### [TASK PROMPT]
Below are the entries; output exactly the lines from the one containing "Convert this screenshot" through the final line, inclusive.

### [DATA IN THIS EXERCISE]
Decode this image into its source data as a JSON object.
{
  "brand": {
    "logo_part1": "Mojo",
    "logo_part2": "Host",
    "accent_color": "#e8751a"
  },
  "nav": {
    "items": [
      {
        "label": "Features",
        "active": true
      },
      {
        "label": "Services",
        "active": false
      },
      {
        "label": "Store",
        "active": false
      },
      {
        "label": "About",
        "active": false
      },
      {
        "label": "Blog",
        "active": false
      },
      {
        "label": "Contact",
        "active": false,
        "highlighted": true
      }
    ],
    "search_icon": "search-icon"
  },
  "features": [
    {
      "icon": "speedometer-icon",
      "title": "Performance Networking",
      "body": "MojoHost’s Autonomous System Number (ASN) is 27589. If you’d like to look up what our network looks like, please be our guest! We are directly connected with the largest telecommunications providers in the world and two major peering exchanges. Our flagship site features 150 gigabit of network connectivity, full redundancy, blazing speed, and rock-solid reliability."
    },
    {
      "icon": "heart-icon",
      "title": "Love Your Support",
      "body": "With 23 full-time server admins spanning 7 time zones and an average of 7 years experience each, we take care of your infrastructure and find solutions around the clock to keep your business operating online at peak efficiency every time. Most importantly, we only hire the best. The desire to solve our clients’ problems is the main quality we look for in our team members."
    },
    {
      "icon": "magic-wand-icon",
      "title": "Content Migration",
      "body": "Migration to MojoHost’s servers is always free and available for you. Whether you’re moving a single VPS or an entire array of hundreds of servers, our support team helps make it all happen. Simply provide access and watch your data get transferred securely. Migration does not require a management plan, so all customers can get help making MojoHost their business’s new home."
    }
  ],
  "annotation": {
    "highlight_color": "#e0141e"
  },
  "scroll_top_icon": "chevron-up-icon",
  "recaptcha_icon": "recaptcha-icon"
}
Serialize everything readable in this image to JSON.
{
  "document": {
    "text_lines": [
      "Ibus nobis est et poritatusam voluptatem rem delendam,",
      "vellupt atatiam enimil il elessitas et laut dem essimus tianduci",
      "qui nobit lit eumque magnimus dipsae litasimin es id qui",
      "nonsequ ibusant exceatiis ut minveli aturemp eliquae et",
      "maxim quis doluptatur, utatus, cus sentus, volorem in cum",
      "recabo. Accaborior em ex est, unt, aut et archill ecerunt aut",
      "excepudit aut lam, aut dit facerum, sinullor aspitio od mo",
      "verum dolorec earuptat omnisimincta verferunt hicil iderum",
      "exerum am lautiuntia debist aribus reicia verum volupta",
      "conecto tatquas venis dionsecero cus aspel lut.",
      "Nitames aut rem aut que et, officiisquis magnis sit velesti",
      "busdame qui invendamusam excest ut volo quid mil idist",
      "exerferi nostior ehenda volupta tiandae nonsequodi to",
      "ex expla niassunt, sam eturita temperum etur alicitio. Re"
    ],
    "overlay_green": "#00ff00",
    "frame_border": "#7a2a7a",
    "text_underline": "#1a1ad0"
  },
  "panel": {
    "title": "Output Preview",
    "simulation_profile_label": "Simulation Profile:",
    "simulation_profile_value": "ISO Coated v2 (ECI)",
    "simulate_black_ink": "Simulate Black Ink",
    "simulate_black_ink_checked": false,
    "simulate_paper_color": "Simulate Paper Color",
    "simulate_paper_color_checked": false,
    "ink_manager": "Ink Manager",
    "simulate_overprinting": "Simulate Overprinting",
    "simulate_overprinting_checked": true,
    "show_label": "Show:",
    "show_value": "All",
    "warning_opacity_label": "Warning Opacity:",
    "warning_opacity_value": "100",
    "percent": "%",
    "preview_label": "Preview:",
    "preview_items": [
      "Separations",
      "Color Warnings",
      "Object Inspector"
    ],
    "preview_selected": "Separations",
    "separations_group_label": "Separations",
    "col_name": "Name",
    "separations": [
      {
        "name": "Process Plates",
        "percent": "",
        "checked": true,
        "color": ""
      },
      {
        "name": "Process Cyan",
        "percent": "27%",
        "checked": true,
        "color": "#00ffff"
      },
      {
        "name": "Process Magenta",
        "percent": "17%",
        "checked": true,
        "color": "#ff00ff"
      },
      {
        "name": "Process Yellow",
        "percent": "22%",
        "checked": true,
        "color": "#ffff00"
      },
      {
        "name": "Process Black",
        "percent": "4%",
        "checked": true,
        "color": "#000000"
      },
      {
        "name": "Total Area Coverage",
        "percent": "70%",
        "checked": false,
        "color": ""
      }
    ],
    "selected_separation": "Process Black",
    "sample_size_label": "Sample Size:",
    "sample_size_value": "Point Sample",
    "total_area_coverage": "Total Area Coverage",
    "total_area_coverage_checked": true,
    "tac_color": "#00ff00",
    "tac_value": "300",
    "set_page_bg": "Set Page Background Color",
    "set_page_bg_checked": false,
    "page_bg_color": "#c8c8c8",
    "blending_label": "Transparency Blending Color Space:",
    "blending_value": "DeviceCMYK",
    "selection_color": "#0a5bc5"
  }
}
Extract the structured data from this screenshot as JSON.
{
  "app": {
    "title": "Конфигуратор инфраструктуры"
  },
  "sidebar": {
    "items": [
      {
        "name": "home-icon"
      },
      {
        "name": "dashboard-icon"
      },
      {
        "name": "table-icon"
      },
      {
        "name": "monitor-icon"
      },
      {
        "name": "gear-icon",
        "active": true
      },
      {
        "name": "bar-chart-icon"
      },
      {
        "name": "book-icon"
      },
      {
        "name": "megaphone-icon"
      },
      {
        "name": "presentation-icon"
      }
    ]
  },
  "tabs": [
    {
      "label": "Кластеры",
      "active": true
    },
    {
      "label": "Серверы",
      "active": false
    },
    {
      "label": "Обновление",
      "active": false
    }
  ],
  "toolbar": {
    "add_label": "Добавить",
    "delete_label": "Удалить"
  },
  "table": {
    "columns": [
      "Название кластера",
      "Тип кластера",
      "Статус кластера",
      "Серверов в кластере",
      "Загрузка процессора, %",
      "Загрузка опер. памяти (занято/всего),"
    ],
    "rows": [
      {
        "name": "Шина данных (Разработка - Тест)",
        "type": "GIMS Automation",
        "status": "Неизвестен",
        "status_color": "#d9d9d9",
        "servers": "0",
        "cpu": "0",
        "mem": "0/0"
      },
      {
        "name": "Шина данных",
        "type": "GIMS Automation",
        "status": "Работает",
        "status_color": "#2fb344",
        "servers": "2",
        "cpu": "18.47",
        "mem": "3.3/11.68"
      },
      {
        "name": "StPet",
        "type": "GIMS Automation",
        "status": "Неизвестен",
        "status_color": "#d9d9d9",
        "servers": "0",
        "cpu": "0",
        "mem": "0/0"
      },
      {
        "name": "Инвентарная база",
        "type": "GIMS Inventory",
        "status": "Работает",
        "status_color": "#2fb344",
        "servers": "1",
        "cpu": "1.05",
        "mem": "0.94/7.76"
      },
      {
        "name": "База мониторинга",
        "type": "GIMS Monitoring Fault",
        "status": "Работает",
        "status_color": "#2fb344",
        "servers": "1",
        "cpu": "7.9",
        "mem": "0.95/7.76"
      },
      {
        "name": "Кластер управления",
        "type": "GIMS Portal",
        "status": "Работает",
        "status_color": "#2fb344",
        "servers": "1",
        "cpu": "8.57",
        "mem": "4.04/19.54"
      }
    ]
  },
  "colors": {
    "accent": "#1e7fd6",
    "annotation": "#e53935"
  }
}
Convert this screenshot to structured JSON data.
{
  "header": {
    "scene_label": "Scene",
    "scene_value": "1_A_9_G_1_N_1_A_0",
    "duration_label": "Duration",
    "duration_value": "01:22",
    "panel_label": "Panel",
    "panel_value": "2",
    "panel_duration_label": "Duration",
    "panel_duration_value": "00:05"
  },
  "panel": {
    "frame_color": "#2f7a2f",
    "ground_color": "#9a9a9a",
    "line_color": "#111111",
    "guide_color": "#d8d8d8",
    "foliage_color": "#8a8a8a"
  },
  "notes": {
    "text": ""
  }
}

### [TASK ANSWER]
Convert this screenshot to structured JSON data.
{
  "header": {
    "scene_label": "Scene",
    "scene_value": "1_A_9_G_1_N_1_A_0",
    "duration_label": "Duration",
    "duration_value": "01:22",
    "panel_label": "Panel",
    "panel_value": "2",
    "panel_duration_label": "Duration",
    "panel_duration_value": "00:05"
  },
  "panel": {
    "frame_color": "#2f7a2f",
    "ground_color": "#9a9a9a",
    "line_color": "#111111",
    "guide_color": "#d8d8d8",
    "foliage_color": "#8a8a8a"
  },
  "notes": {
    "text": ""
  }
}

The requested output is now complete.